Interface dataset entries
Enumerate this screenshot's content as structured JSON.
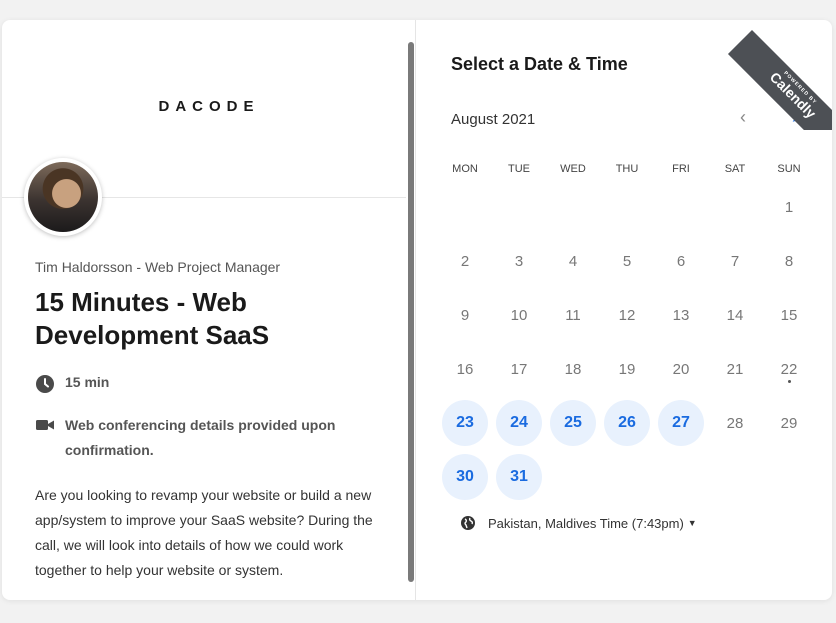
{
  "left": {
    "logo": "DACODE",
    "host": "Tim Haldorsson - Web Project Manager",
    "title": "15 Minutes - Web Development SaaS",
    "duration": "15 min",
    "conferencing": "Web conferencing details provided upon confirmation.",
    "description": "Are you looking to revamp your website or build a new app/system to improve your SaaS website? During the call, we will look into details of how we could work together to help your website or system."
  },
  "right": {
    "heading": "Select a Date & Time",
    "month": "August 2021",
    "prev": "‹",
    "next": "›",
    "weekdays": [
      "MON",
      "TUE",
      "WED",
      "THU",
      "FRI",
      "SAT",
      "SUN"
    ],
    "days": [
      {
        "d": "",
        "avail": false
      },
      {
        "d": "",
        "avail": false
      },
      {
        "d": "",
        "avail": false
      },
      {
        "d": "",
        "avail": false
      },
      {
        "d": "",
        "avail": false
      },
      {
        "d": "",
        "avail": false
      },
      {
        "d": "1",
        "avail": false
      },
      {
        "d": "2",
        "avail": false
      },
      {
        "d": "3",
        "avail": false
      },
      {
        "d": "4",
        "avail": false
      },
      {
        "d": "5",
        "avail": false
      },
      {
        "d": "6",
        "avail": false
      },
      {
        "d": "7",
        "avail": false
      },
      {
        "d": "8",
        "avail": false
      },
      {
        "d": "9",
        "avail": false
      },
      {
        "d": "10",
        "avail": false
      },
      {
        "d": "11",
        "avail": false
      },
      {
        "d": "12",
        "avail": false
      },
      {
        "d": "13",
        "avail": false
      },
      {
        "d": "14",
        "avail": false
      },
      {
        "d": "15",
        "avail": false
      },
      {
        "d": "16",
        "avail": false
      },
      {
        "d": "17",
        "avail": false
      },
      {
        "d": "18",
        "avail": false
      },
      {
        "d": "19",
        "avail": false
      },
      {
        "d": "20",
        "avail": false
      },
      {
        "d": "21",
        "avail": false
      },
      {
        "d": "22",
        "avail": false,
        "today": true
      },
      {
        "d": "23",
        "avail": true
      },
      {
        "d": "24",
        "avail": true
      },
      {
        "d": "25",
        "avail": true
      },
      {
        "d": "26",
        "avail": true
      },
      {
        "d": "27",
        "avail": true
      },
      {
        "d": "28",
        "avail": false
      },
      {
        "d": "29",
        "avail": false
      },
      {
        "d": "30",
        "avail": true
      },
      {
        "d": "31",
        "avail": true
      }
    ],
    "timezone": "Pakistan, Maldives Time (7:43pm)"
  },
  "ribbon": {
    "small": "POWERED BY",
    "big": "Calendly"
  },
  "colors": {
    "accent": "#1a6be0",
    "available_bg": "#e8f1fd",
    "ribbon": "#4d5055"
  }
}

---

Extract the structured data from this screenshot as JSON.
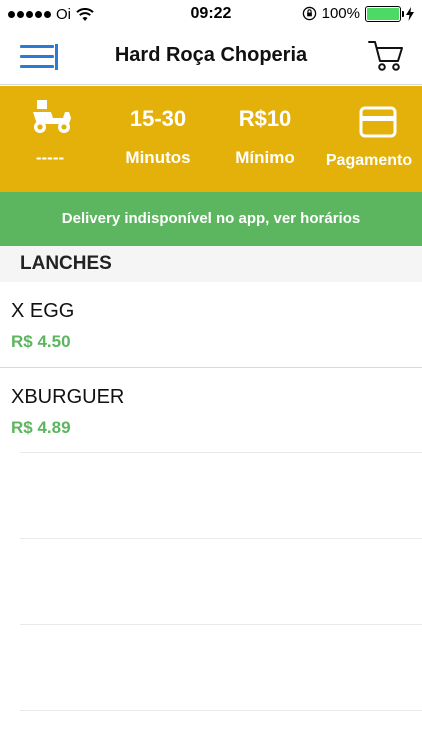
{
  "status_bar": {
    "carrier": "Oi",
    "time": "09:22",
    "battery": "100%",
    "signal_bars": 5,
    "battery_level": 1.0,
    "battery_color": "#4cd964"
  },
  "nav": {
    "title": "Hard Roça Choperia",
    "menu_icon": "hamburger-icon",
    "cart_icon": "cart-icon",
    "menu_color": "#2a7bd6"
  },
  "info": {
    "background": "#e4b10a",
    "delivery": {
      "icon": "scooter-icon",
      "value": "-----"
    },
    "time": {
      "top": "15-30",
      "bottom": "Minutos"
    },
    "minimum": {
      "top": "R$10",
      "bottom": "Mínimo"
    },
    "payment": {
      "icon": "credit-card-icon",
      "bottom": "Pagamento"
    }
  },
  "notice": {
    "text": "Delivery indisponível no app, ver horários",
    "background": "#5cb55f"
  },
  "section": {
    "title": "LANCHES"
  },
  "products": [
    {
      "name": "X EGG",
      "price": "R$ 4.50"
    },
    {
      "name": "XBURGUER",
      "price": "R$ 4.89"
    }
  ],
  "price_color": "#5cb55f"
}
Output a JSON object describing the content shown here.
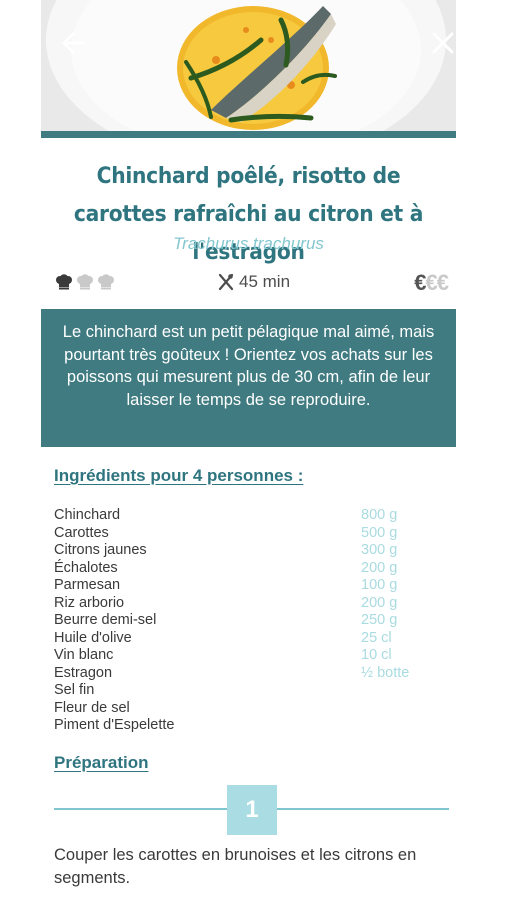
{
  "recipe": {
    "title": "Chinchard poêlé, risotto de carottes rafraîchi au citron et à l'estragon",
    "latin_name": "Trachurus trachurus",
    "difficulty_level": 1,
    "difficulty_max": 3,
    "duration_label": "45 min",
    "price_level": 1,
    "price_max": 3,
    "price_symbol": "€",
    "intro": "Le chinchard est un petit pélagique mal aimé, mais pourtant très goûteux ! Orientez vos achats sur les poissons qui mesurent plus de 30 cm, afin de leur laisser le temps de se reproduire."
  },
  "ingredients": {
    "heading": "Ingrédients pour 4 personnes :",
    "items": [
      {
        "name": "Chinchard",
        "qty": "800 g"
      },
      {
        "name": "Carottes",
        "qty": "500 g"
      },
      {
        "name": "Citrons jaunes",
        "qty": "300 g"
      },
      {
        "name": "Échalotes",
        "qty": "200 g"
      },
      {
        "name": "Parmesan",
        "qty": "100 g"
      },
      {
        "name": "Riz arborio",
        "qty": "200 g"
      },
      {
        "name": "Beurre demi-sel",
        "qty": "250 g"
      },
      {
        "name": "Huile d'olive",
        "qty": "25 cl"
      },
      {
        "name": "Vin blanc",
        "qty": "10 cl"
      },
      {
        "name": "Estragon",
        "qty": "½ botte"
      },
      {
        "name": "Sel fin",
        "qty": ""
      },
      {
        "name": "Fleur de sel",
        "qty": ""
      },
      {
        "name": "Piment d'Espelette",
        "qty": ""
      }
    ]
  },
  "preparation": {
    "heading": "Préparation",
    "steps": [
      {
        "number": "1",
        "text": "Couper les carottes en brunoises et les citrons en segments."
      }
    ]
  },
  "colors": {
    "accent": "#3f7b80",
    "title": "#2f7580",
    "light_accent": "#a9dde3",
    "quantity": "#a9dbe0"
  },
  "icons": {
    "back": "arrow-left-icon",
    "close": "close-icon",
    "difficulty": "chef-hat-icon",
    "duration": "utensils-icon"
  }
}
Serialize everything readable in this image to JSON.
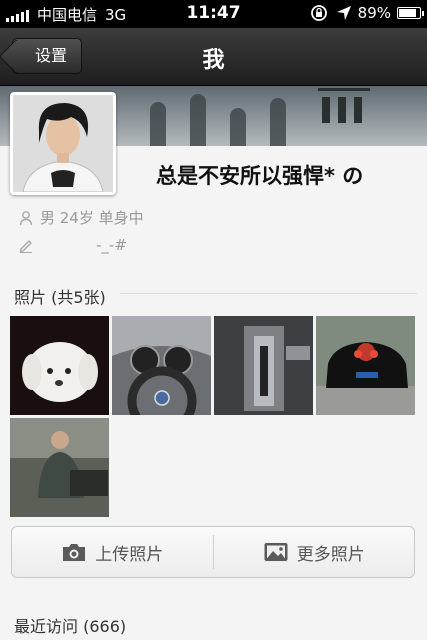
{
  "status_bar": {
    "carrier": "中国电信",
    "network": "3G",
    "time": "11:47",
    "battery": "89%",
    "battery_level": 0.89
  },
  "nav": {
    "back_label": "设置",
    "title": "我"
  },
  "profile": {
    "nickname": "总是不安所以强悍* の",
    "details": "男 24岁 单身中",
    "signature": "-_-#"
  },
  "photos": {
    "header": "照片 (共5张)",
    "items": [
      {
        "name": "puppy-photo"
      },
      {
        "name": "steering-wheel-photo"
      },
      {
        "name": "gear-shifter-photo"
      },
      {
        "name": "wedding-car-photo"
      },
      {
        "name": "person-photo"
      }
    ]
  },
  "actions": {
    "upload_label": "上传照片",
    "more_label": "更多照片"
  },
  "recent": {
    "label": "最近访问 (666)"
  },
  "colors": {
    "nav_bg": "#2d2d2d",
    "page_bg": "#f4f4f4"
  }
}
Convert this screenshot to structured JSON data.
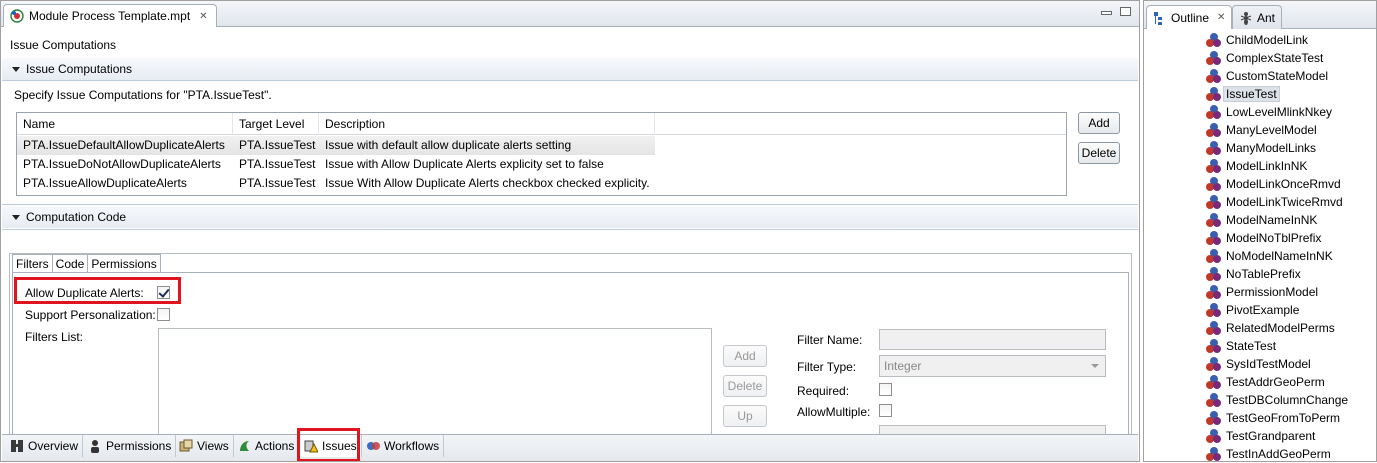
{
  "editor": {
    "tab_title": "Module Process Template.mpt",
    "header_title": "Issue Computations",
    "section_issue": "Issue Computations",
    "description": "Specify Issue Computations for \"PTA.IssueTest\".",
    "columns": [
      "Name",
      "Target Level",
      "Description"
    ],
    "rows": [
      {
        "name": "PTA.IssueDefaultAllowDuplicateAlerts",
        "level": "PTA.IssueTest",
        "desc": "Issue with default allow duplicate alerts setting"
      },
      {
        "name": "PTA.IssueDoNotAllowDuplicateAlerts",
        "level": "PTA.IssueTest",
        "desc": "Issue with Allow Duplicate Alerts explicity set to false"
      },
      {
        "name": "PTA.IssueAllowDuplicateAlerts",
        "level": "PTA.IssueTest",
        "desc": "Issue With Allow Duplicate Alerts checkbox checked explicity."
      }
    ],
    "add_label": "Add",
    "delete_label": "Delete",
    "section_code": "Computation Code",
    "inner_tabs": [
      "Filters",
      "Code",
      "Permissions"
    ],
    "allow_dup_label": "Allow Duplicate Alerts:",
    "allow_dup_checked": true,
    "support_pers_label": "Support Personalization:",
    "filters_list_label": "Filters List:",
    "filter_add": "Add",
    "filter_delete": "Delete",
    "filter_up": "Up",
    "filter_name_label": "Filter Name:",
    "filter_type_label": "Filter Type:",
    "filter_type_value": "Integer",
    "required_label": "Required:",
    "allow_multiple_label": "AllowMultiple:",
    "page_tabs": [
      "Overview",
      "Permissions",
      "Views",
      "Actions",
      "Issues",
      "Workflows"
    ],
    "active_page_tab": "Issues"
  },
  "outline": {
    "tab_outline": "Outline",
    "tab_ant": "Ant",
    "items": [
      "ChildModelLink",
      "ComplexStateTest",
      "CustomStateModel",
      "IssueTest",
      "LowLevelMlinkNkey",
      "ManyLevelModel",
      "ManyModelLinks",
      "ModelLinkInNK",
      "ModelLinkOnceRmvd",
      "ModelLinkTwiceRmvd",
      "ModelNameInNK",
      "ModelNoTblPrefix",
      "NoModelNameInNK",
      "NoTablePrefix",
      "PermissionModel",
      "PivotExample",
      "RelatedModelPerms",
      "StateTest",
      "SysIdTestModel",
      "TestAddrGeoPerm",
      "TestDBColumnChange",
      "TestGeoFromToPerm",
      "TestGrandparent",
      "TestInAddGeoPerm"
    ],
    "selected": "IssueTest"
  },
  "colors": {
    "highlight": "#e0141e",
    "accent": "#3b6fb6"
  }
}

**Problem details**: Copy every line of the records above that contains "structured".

**Result of the exercise**:
Enumerate this screenshot's content as structured JSON.
Extract the structured data from this screenshot as JSON.
Convert this screenshot to structured JSON data.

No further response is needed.